Gary was berating a few players, frustration was creeping in…he mentioned the quoted Ancelotti game plan of waiting until Villa tire on about the 70th minute.
Well – game plan or not – it worked.
Goals from Didier Drogba ( how he loves Wembley ), Florent Malouda ( his second Wembley goal ) and Frank Lampard ( how he loves Wembley – his third Wembley goal ) gave us a 3-0 win in those last tewnty minutes. The first was a poke in from close range after a corner, the second was from the best move of the game and a sublime Ballack cross, the last one a classic Frank finish, cooly finding time for an extra touch before blasting home. The Villa support was silent after Didier’s goal and swathes of their support departed after Malouda’s. However, a few thousand Chelsea decided to leave at 2-0 too.

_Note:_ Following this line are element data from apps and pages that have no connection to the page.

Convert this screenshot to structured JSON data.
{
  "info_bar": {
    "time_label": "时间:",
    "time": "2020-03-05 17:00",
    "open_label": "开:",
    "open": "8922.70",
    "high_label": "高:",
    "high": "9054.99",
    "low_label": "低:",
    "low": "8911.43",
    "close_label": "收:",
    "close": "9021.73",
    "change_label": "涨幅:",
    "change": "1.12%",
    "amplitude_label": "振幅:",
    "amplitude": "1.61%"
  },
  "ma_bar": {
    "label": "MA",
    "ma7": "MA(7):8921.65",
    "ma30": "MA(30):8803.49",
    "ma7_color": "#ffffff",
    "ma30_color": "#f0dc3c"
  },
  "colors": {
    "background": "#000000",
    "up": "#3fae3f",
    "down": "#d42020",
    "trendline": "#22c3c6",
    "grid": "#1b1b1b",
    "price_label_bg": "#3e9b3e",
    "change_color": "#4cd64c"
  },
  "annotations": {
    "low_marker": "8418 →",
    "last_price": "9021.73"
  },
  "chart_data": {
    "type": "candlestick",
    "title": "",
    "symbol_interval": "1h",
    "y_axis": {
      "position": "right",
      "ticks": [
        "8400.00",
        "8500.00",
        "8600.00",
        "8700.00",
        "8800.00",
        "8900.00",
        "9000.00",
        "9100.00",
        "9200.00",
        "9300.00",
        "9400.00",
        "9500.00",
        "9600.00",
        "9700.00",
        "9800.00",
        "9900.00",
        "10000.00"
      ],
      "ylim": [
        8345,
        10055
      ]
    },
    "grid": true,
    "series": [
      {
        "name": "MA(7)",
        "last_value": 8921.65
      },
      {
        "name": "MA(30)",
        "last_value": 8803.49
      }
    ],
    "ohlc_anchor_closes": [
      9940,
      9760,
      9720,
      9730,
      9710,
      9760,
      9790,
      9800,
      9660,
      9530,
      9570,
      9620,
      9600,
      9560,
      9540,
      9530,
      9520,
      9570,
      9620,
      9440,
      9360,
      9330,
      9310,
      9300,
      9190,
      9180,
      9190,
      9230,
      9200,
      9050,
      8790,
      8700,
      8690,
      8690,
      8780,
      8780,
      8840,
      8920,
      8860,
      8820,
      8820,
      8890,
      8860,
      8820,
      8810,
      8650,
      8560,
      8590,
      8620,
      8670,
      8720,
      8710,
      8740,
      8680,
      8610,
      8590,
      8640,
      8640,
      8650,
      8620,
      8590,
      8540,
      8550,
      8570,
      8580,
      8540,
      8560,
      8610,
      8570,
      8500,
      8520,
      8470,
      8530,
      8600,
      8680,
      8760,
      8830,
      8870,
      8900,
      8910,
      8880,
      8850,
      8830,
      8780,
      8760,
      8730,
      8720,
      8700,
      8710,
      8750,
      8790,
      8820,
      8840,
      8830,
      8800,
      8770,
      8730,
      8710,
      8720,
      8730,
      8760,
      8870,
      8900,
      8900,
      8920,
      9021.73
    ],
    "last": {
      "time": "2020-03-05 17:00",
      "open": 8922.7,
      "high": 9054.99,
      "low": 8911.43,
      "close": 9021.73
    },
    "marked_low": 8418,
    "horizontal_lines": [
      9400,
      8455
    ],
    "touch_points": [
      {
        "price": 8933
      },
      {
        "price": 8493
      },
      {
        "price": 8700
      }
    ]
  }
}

You can imagine my views on this. The five stalwarts in Row 42 glowered at those who “excuse me’d” past us.
It was a poor game, but we deserved to win it. The realisation of us getting to another FA Cup Final hit home and I was loving it. A few team photos, everyone happy. Parky and myself slowly walked down to the front rows of the upper tier and took a few cheesey photos of each other, bathing in the early London evening sun. We were some of the very last to leave.
We bumped into Steve, Ashley and James ( 8-0! ) outside and the usual hugs and kisses.
The line for the train was long, but the time soon passed. By 8.15pm, we were back in The Duke Of York, where the post party was in full flow. I was gasping for a drink and chose a couple of double G and Ts for a change.
Rob was tucking into some nachos, Parky was hopping about, guzzling some Staropramen, plans were being made for The Final. The texts had been arriving too…”see you for the final,” “can you get me a ticket?”, “where are we sitting?” We spoke of The Double.
Good times, everyone, good times.
We got back in plenty of time to catch the 9.30pm from Paddington. A couple of Villa fans were singing…I said to one –
“You outsung us, but we outplayed you.”
“Fair comment mate.”
Parky still had time to have an altercation with a trappy Millwall fan on the platform. Oh well. The mood was of quiet euphoria on the return back to Wiltshire…one more G and T, a chat with two Newcastle United fans who had been to Toon Town…Chelsea and Villa mingling in the buffet.
It had been a long day, but start making plans for Saturday 15th. May.